TASK
Give back every record word for word, but keep the pictures out.

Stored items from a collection
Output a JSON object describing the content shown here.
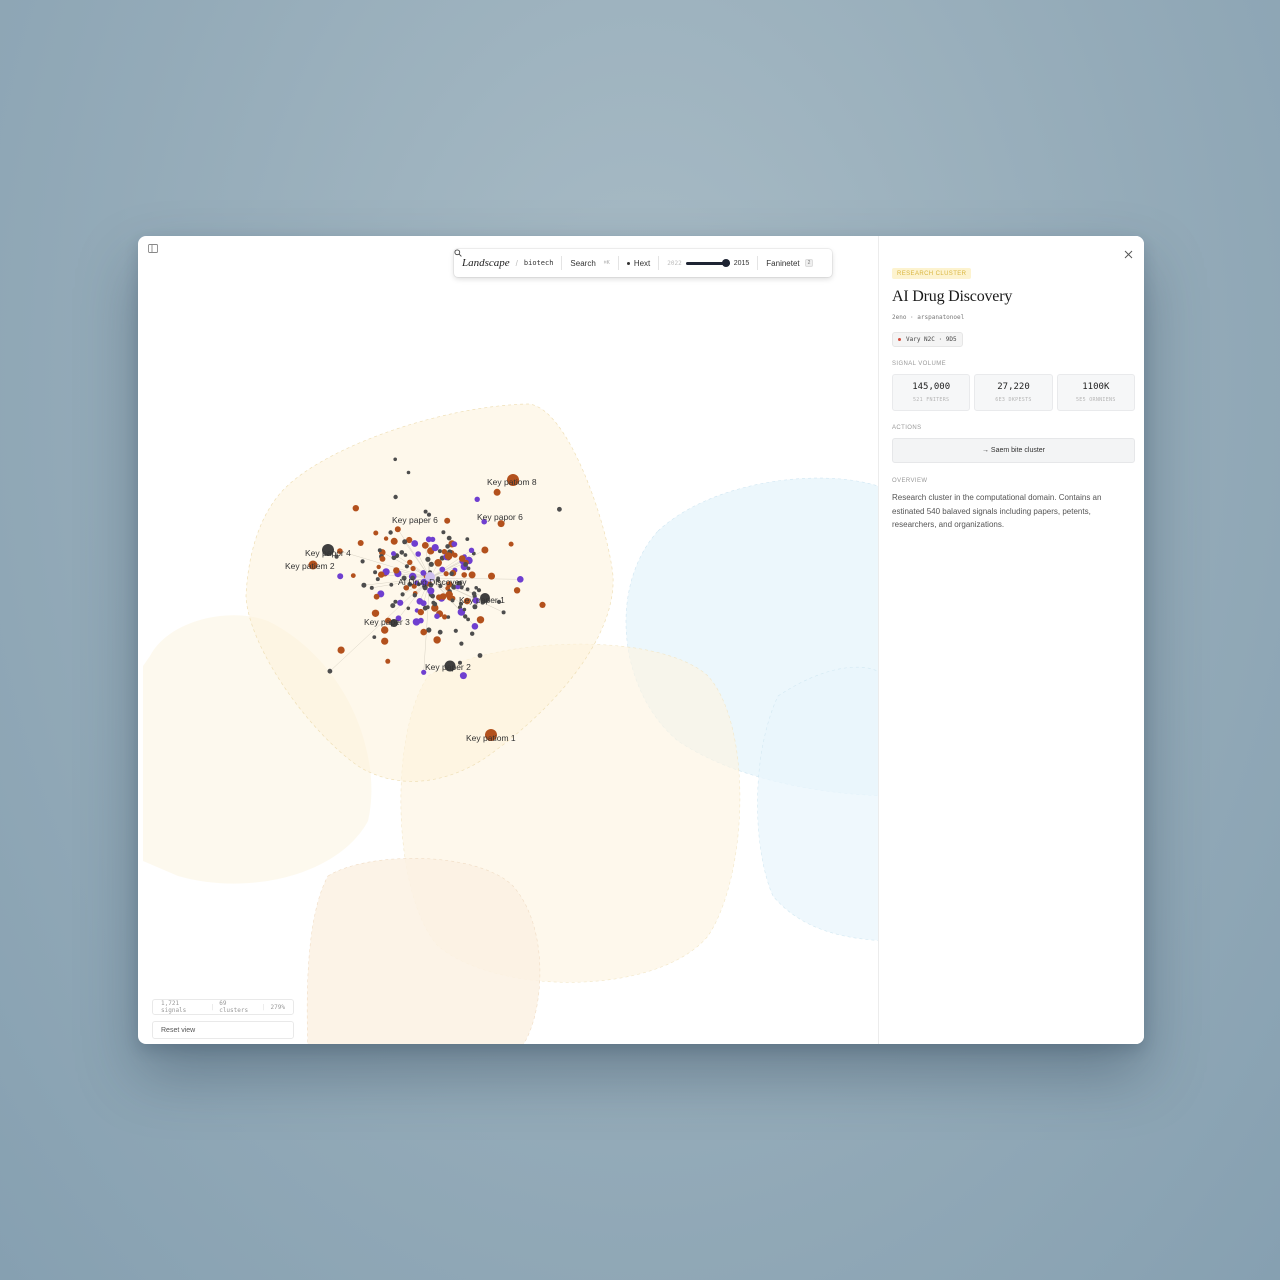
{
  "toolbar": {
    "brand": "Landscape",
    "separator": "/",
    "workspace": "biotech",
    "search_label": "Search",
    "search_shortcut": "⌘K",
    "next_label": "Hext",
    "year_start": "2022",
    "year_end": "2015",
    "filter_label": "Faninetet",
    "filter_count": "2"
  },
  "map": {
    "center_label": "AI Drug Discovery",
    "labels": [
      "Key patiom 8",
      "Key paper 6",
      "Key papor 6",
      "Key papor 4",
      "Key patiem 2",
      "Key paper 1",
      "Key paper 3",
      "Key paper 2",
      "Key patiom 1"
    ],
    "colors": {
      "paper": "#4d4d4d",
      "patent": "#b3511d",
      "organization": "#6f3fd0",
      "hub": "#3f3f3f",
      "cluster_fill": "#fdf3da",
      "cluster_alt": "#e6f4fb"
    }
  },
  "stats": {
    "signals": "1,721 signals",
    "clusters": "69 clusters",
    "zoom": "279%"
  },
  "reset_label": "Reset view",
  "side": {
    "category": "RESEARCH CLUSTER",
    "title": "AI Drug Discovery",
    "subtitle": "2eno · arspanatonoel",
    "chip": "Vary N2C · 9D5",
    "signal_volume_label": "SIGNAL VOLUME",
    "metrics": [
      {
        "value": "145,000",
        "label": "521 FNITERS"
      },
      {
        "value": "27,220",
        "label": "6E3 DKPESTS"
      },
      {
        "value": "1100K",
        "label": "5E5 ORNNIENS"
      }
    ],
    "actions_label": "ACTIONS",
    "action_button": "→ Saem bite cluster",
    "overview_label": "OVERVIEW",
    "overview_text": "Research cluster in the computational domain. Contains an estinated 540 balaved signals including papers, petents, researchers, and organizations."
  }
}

ANSWER BOX
Output a JSON object describing the content shown here.
{
  "toolbar": {
    "brand": "Landscape",
    "separator": "/",
    "workspace": "biotech",
    "search_label": "Search",
    "search_shortcut": "⌘K",
    "next_label": "Hext",
    "year_start": "2022",
    "year_end": "2015",
    "filter_label": "Faninetet",
    "filter_count": "2"
  },
  "map": {
    "center_label": "AI Drug Discovery",
    "labels": [
      "Key patiom 8",
      "Key paper 6",
      "Key papor 6",
      "Key papor 4",
      "Key patiem 2",
      "Key paper 1",
      "Key paper 3",
      "Key paper 2",
      "Key patiom 1"
    ],
    "colors": {
      "paper": "#4d4d4d",
      "patent": "#b3511d",
      "organization": "#6f3fd0",
      "hub": "#3f3f3f",
      "cluster_fill": "#fdf3da",
      "cluster_alt": "#e6f4fb"
    }
  },
  "stats": {
    "signals": "1,721 signals",
    "clusters": "69 clusters",
    "zoom": "279%"
  },
  "reset_label": "Reset view",
  "side": {
    "category": "RESEARCH CLUSTER",
    "title": "AI Drug Discovery",
    "subtitle": "2eno · arspanatonoel",
    "chip": "Vary N2C · 9D5",
    "signal_volume_label": "SIGNAL VOLUME",
    "metrics": [
      {
        "value": "145,000",
        "label": "521 FNITERS"
      },
      {
        "value": "27,220",
        "label": "6E3 DKPESTS"
      },
      {
        "value": "1100K",
        "label": "5E5 ORNNIENS"
      }
    ],
    "actions_label": "ACTIONS",
    "action_button": "→ Saem bite cluster",
    "overview_label": "OVERVIEW",
    "overview_text": "Research cluster in the computational domain. Contains an estinated 540 balaved signals including papers, petents, researchers, and organizations."
  }
}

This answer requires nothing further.